Along with industry visits and workshops, our two week Hong Kong advertising and public relations study tour had time to explore Hong Kong. And I still find myself amazed by the extraordinary diversity that Hong Kong has to offer. Within minutes you can go from wandering along the cluttered, neon-clad alleyways of central Hong Kong, to sitting on the coarse sand of an undeveloped island beach. We endeavored to discover as many of these hidden gems as we possibly could, with the following three standing out as “must do” experiences when you’re in Hong Kong.
The final Saturday of our study tour to Hong Kong, we set out as a group for a day trip to Macau. Like Hong Kong, Macau is a special administrative region of China, and until 1999 it was under Portuguese rule. The region is renowned for two things: culture and casinos.
While the short taxi ride to the Tsim Sha Tsui ferry terminal in the morning could not have been simpler, the same cannot be said for purchasing a ticket. Read more
Picture this: frantic waiters race a variety drink orders across the room while a group of assorted QUT alumni introduce themselves, and one of my study tour colleagues Angus (“Aussie Angus”) bellows a G’day greeting to them at the top of his voice. If you’ve ever wondered what happens when you mix a bunch of excited Australian students with a group of eager mentors whose brains they can pick, the answer is best summarised with one word – noise.
There is nothing quite like reaching into your bag for your wallet in the middle of Hong Kong’s Times Square and coming away with nothing. Trust me, I know, because it happened to me on the second night of QUT Business School’s advertising and public relations study tour. We had just departed the Bauhinia Harbour Cruise boat where we’d been treated to a buffet dinner and a stunning view of Hong Kong’s “Symphony of Lights” laser show. Somewhere in between playing the odds game over some fishy—literally—buffet dinner options and dancing the Macarena, my wallet had fallen out of my bag. The boat was hours behind us, and it was 10pm. Business hours were well and truly closed, and I had no idea who to call.
At 6’ 2” l knew I was going to be big in China, but height is translating into celebrity status. That’s what I’m running with anyway. And I’d like to think my vertically gifted peer, Dom will run with it too, because ‘freak show’ is so passé.
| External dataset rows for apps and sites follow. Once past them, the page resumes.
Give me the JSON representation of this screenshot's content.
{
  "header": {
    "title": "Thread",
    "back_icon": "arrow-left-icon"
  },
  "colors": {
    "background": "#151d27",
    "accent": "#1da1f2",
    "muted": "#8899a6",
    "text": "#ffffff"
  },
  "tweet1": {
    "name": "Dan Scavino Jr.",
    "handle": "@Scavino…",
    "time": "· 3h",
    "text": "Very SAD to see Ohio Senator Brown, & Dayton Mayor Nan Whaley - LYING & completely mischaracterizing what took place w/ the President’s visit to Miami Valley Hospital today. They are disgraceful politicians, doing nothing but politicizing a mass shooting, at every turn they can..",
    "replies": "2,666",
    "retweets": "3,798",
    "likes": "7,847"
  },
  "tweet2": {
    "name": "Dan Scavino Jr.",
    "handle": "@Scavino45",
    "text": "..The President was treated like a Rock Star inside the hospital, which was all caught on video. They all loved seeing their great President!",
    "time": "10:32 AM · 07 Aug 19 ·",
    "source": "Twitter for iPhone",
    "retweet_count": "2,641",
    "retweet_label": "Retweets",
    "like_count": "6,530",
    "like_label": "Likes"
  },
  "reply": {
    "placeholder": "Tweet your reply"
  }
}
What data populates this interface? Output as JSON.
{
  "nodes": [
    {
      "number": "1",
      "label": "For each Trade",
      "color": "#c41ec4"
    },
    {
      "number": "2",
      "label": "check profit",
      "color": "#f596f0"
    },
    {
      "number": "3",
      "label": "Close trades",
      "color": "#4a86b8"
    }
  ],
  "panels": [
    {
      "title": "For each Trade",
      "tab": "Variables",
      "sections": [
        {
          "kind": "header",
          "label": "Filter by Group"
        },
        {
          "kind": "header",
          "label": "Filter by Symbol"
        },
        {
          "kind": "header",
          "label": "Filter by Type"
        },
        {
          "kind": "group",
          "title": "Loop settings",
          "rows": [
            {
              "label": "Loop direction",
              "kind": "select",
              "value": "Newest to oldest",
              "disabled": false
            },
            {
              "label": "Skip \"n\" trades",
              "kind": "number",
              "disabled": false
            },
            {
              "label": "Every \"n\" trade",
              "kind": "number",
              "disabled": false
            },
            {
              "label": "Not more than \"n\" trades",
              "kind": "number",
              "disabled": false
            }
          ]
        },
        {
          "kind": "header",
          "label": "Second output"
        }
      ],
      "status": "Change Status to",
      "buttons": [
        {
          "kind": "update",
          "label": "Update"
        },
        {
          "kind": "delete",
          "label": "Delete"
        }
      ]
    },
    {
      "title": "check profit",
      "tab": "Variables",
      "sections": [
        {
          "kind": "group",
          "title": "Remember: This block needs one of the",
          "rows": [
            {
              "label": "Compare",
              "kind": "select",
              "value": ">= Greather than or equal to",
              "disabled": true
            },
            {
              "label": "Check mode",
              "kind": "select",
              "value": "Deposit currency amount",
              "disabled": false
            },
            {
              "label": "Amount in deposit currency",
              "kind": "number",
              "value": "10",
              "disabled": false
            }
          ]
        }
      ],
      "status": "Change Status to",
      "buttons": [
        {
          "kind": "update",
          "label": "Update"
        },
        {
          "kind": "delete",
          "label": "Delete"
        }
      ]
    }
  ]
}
In fact, we’ve got an unofficial challenge running about who gets more photo requests from locals. So far I’m winning, with brave requests from visitors to the Hong Kong Harbour and the Sky Terrace at Victoria Peak where a queue started forming. I should have charged.
Heading on a study tour and your human isn’t sure what shoes to pack? Don’t let your human make the same mistake my human did!
Hi, my name is Sally Sore Feet – and my human hands-down does not like me. We’re touring Hong Kong mostly by foot and my human has chosen inappropriate footwear. I’ve made my protests clear with unpredictable cramps, unbearable odours and seven painful blisters but it’s not working and I want a divorce!